The Inaccurate Portrayal of Mental Health in Television

Kalia Richardson, News Editor

Every case is different. The chances of an individual morphing into a reptilian like beast with rhinoceros tusks and abducting young girls, presents an unlikely case. With reference to the recently released movie “Split” the main character experiences 23 personas as a result of Dissociative Identity Disorder. The hit Netflix series “13 Reasons Why” features a fictional character who hangs herself and mysteriously leaves 13 tapes explaining why she killed herself. Examples of such dramatized media exist solely for entertainment.

Actors, screenwriters, directors all make a living off of the attention span of the audience. Their reaction equates to big buck salaries. The audience must comprehend that they want to produce attention grabbing material. Through the insertion of touchy subjects recurring through news outlets, they can drag in an eager audience.

In today’s day and age, many children at the start of middle school have smartphones, meaning Wi-Fi capabilities meaning access to just about any movie and TV show through the internet. Preteens and teenagers have access to mature content, unsupervised by adults and only discussed in social circles at school and between other young watchers. Watchers visualize the aftermath of fatal events, drawing them to consider the result of suicidal thoughts. Additionally, seeking help from trustworthy figures is left bluntly out of the question as the exposure to violence grows.

The major issue revolving around this exploitation remains the poor portrayal of mental illness. Some critics see the message in “13 Reasons Why” as glorifying the concept of suicide, through the accounts of its protagonist Hannah, an ignored and bullied teen.

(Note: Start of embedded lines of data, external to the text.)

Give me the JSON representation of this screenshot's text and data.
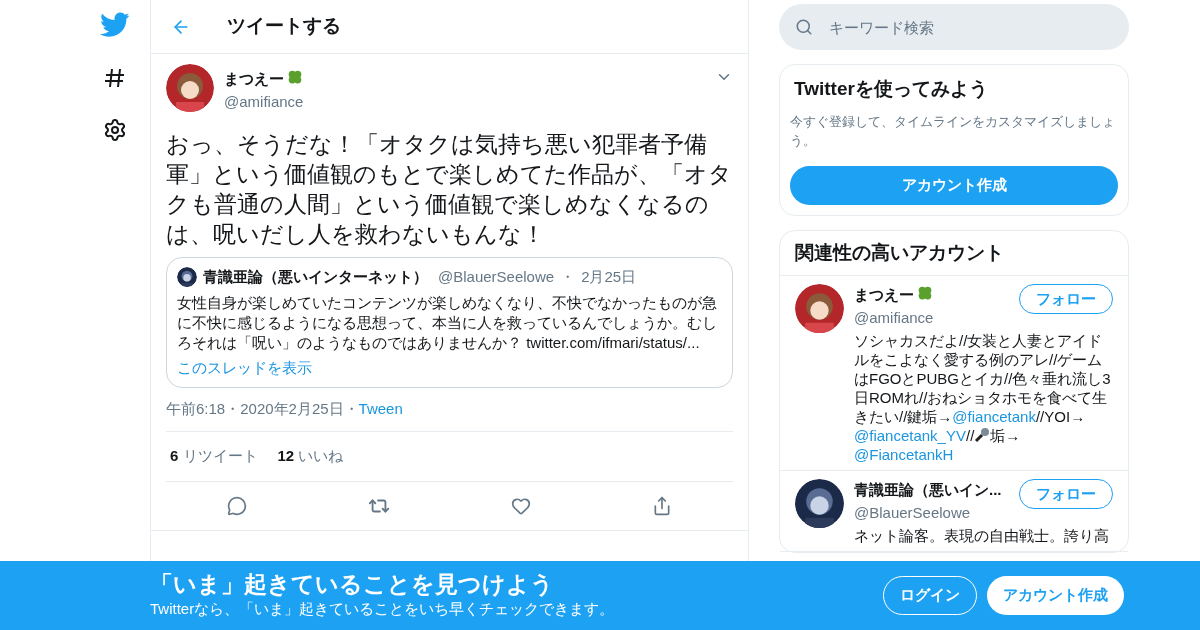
{
  "header": {
    "title": "ツイートする"
  },
  "tweet": {
    "name": "まつえー",
    "handle": "@amifiance",
    "text": "おっ、そうだな！「オタクは気持ち悪い犯罪者予備軍」という価値観のもとで楽しめてた作品が、「オタクも普通の人間」という価値観で楽しめなくなるのは、呪いだし人を救わないもんな！",
    "quote": {
      "name": "青識亜論（悪いインターネット）",
      "handle": "@BlauerSeelowe",
      "separator": "・",
      "date": "2月25日",
      "text": "女性自身が楽しめていたコンテンツが楽しめなくなり、不快でなかったものが急に不快に感じるようになる思想って、本当に人を救っているんでしょうか。むしろそれは「呪い」のようなものではありませんか？",
      "link": "twitter.com/ifmari/status/...",
      "thread": "このスレッドを表示"
    },
    "time": "午前6:18",
    "separator_1": "・",
    "date": "2020年2月25日",
    "separator_2": "・",
    "source": "Tween",
    "stats": [
      {
        "count": "6",
        "label": "リツイート"
      },
      {
        "count": "12",
        "label": "いいね"
      }
    ]
  },
  "search": {
    "placeholder": "キーワード検索"
  },
  "signup": {
    "title": "Twitterを使ってみよう",
    "text": "今すぐ登録して、タイムラインをカスタマイズしましょう。",
    "button": "アカウント作成"
  },
  "related": {
    "title": "関連性の高いアカウント",
    "accounts": [
      {
        "name": "まつえー",
        "handle": "@amifiance",
        "follow": "フォロー",
        "bio": [
          {
            "kind": "text",
            "text": "ソシャカスだよ//女装と人妻とアイドルをこよなく愛する例のアレ//ゲームはFGOとPUBGとイカ//色々垂れ流し3日ROMれ//おねショタホモを食べて生きたい//鍵垢→"
          },
          {
            "kind": "link",
            "text": "@fiancetank"
          },
          {
            "kind": "text",
            "text": "//YOI→ "
          },
          {
            "kind": "link",
            "text": "@fiancetank_YV"
          },
          {
            "kind": "text",
            "text": "//"
          },
          {
            "kind": "mic"
          },
          {
            "kind": "text",
            "text": "垢→ "
          },
          {
            "kind": "link",
            "text": "@FiancetankH"
          }
        ]
      },
      {
        "name": "青識亜論（悪いイン...",
        "handle": "@BlauerSeelowe",
        "follow": "フォロー",
        "bio": [
          {
            "kind": "text",
            "text": "ネット論客。表現の自由戦士。誇り高"
          }
        ]
      }
    ]
  },
  "banner": {
    "title": "「いま」起きていることを見つけよう",
    "text": "Twitterなら、「いま」起きていることをいち早くチェックできます。",
    "login": "ログイン",
    "signup": "アカウント作成"
  }
}
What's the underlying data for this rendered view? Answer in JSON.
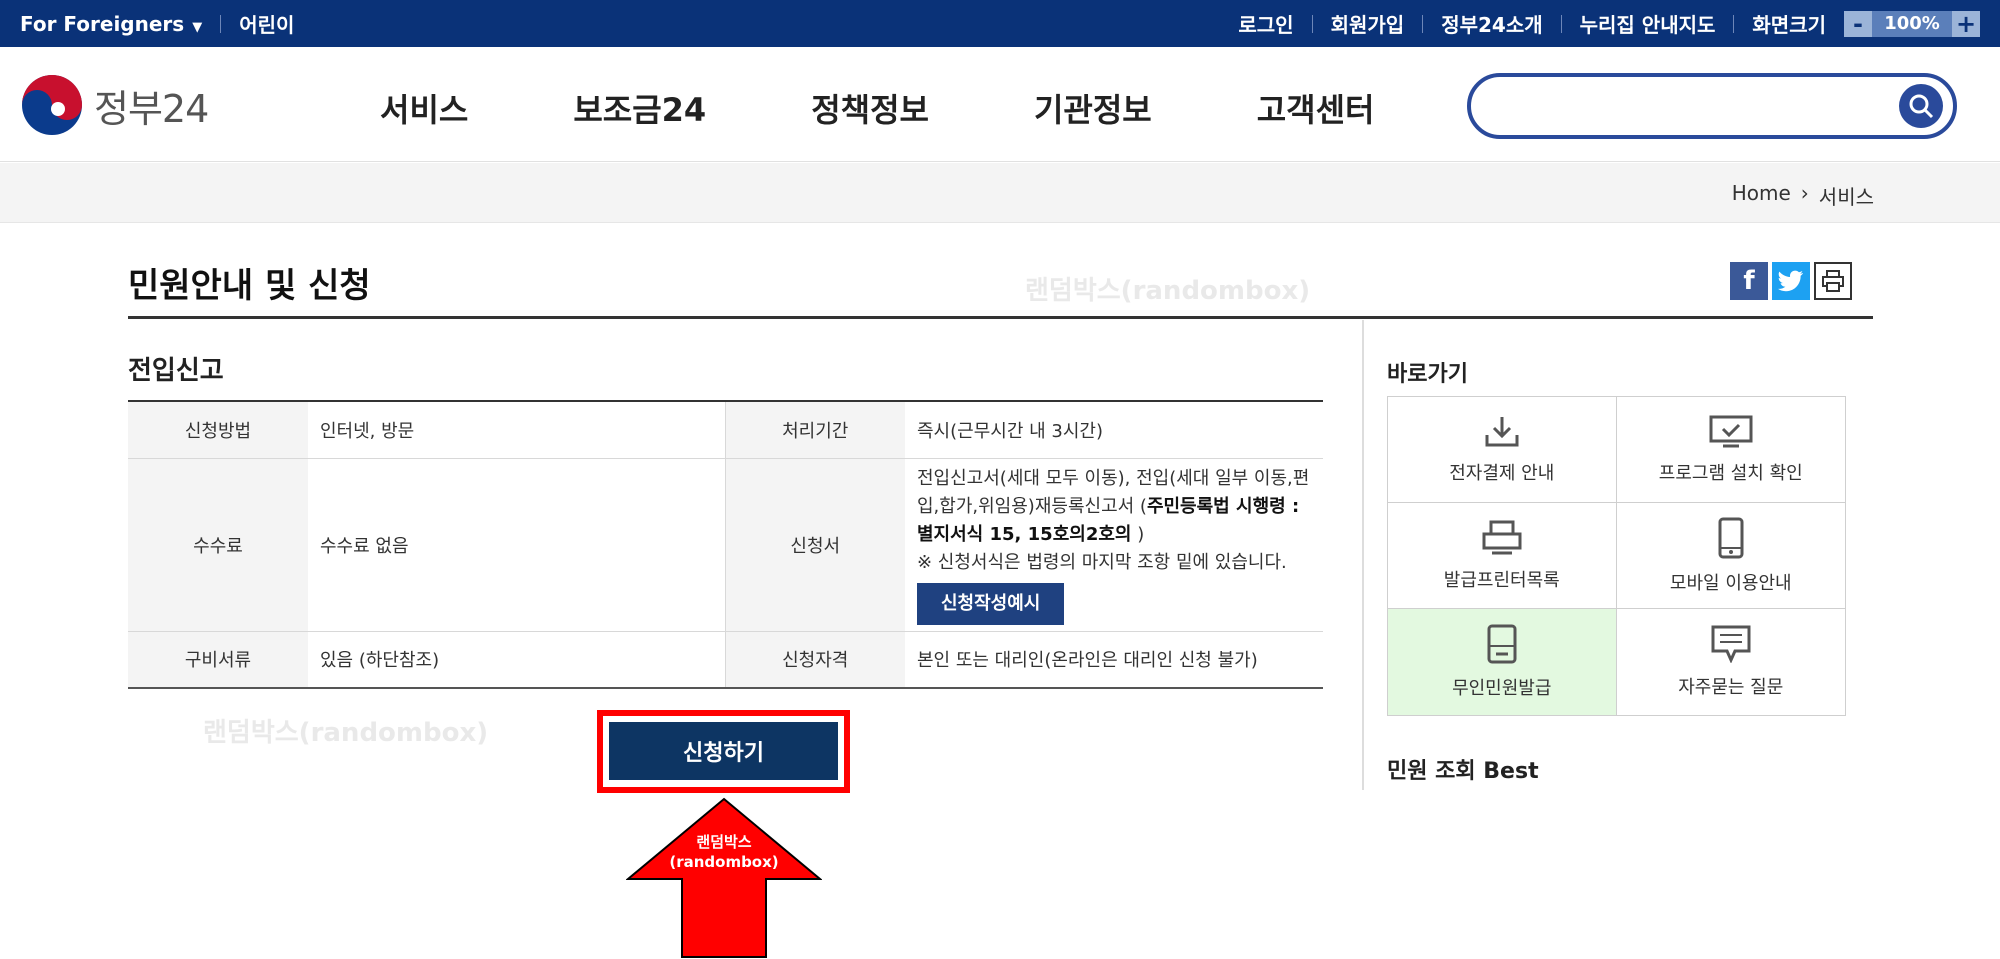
{
  "topbar": {
    "foreigners": "For Foreigners",
    "kids": "어린이",
    "login": "로그인",
    "join": "회원가입",
    "about": "정부24소개",
    "sitemap": "누리집 안내지도",
    "screen_size": "화면크기",
    "zoom_minus": "-",
    "zoom_value": "100%",
    "zoom_plus": "+"
  },
  "header": {
    "logo_text": "정부24",
    "nav": [
      "서비스",
      "보조금24",
      "정책정보",
      "기관정보",
      "고객센터"
    ],
    "search_placeholder": ""
  },
  "breadcrumb": {
    "home": "Home",
    "current": "서비스"
  },
  "page": {
    "title": "민원안내 및 신청",
    "watermark": "랜덤박스(randombox)",
    "subtitle": "전입신고"
  },
  "info": {
    "method_label": "신청방법",
    "method_value": "인터넷, 방문",
    "period_label": "처리기간",
    "period_value": "즉시(근무시간 내 3시간)",
    "fee_label": "수수료",
    "fee_value": "수수료 없음",
    "form_label": "신청서",
    "form_text_1": "전입신고서(세대 모두 이동), 전입(세대 일부 이동,편입,합가,위임용)재등록신고서 (",
    "form_text_bold": "주민등록법 시행령 : 별지서식 15, 15호의2호의",
    "form_text_2": " )",
    "form_note": "※ 신청서식은 법령의 마지막 조항 밑에 있습니다.",
    "form_sample_button": "신청작성예시",
    "docs_label": "구비서류",
    "docs_value": "있음 (하단참조)",
    "qual_label": "신청자격",
    "qual_value": "본인 또는 대리인(온라인은 대리인 신청 불가)"
  },
  "apply_button": "신청하기",
  "arrow_label_1": "랜덤박스",
  "arrow_label_2": "(randombox)",
  "sidebar": {
    "title": "바로가기",
    "items": [
      {
        "label": "전자결제 안내",
        "icon": "download-icon"
      },
      {
        "label": "프로그램 설치 확인",
        "icon": "monitor-check-icon"
      },
      {
        "label": "발급프린터목록",
        "icon": "printer-icon"
      },
      {
        "label": "모바일 이용안내",
        "icon": "mobile-icon"
      },
      {
        "label": "무인민원발급",
        "icon": "kiosk-icon"
      },
      {
        "label": "자주묻는 질문",
        "icon": "chat-icon"
      }
    ],
    "best_title": "민원 조회 Best"
  },
  "colors": {
    "topbar": "#0a3278",
    "brand": "#2a4a9b",
    "apply": "#0d3563",
    "highlight": "#ff0000"
  }
}
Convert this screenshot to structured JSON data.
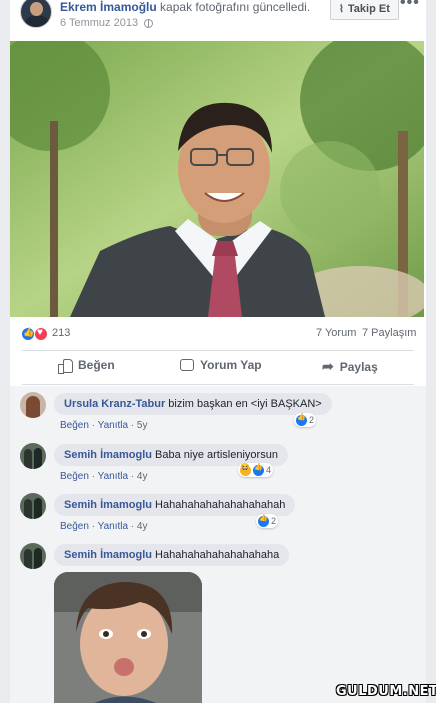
{
  "post": {
    "author": "Ekrem İmamoğlu",
    "action": "kapak fotoğrafını güncelledi.",
    "date": "6 Temmuz 2013",
    "follow_label": "Takip Et",
    "more_label": "•••",
    "follow_icon": "rss-icon",
    "privacy_icon": "globe-icon"
  },
  "stats": {
    "reaction_count": "213",
    "reactions": [
      "like",
      "love"
    ],
    "comments": "7 Yorum",
    "shares": "7 Paylaşım"
  },
  "actions": {
    "like": "Beğen",
    "comment": "Yorum Yap",
    "share": "Paylaş"
  },
  "comments": [
    {
      "name": "Ursula Kranz-Tabur",
      "text": "bizim başkan en <iyi BAŞKAN>",
      "like": "Beğen",
      "reply": "Yanıtla",
      "time": "5y",
      "reaction_count": "2"
    },
    {
      "name": "Semih İmamoglu",
      "text": "Baba niye artisleniyorsun",
      "like": "Beğen",
      "reply": "Yanıtla",
      "time": "4y",
      "reaction_count": "4"
    },
    {
      "name": "Semih İmamoglu",
      "text": "Hahahahahahahahahahah",
      "like": "Beğen",
      "reply": "Yanıtla",
      "time": "4y",
      "reaction_count": "2"
    },
    {
      "name": "Semih İmamoglu",
      "text": "Hahahahahahahahahaha"
    }
  ],
  "watermark": "GULDUM.NET",
  "colors": {
    "link": "#365899",
    "like_blue": "#1877f2",
    "love_red": "#f33e58",
    "bubble": "#e4e6eb"
  }
}
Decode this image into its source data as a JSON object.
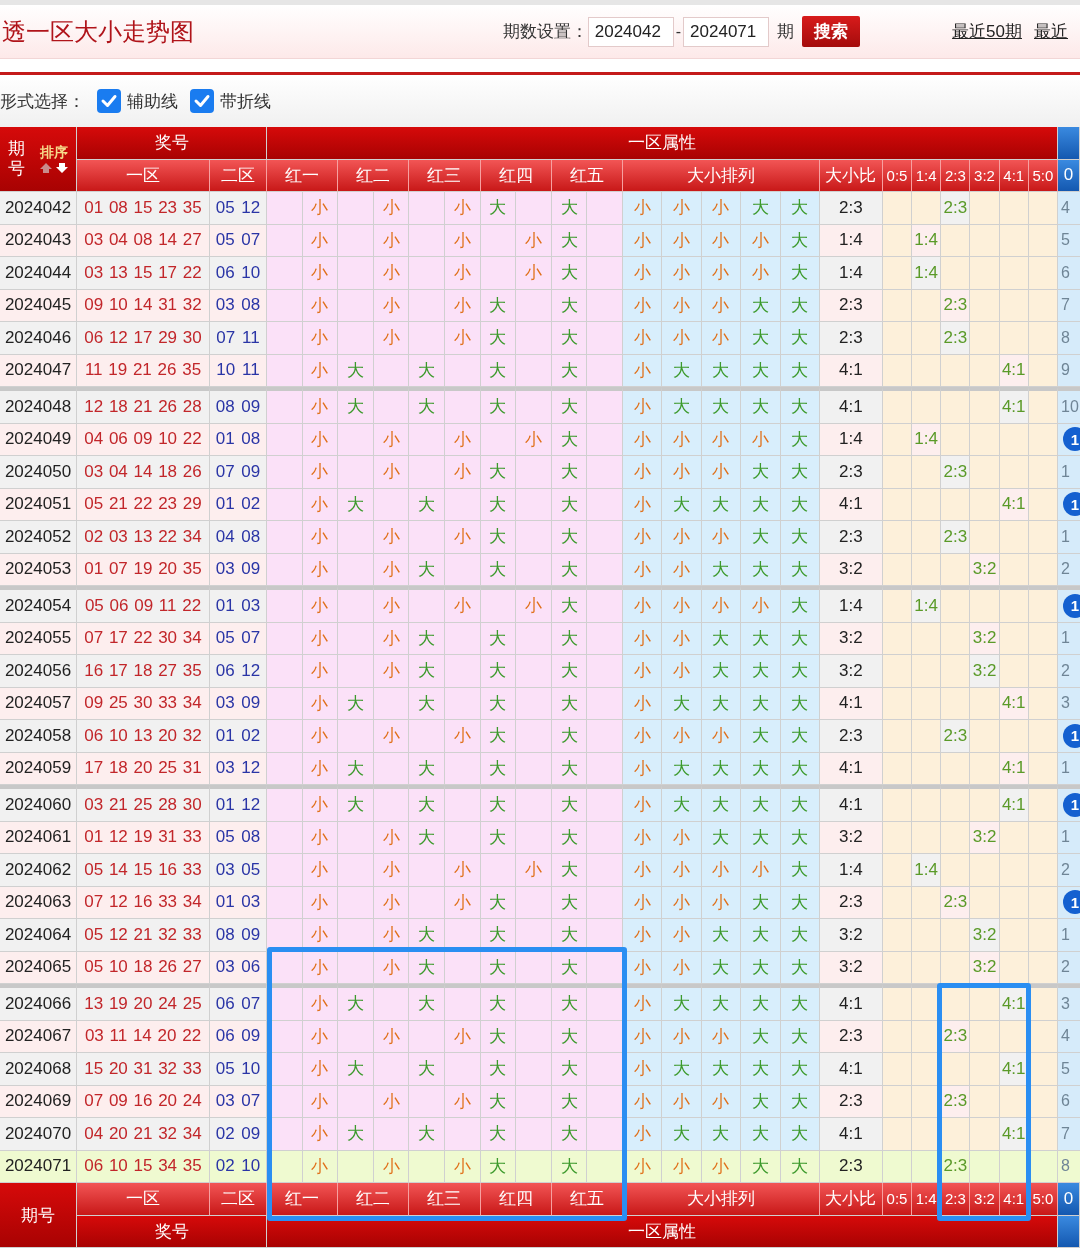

Oftentimes, those diagnosed with the disorder appear as monsters, as seen in “Split,” when in reality they are normal people who may unfortunately struggle with the basic procedures of life. These so-called creatures are normal human beings seeking help.

The help they receive appears either distant or insufficient. Psychologists and therapists portrayed as careless and the patient’s characterize them as invaluable and an embarrassment.  In the T.V. show, “American Crime” the protagonist, Taylor, dreads the occasional counselor visit in order to discuss his sexual orientation and a social media scandal (Pictures of him unconscious after being drugged and assaulted at a school party surface the internet). The discomfort towards a therapist produces a negative air in the minds of curious and learning youth. In extreme cases, they’re placed in psychiatric wards, left to rot, with no hope for cures or rehabilitation. As seen in the film “A Cure for wellness,” sick patients sent to a health center in Switzerland cease to progress.

In an even more dramatic light, episodes and movies conclude on eerie and unexpected notes–all in order to keep the audience on their toes, clawing for a sequel. Every single person with a diagnosis does not experience an inevitable death or inescapable rehabilitation center, many situations exist where they seek help and recover. Excluding such a valuable step in the process of battling a disorder proves that the producers are not creating a movie in the effort to help those in need. A film and a mystical plot reign superior.

When it comes to concluding on this topic, recognizing the disorder and exposing it to the audiences demonstrates that such disorders exist. Maybe not to such extreme degrees, but there are individuals out there that suffer with mental illness. As seen in “Split” “13 Reasons Why” “A Cure for Wellness,” etc… they project characters in a negative light leaving out ways to recuperate. The right resources need to be recognized either during or after the show, if they’d like to halt their streak of miserably portraying mental illness.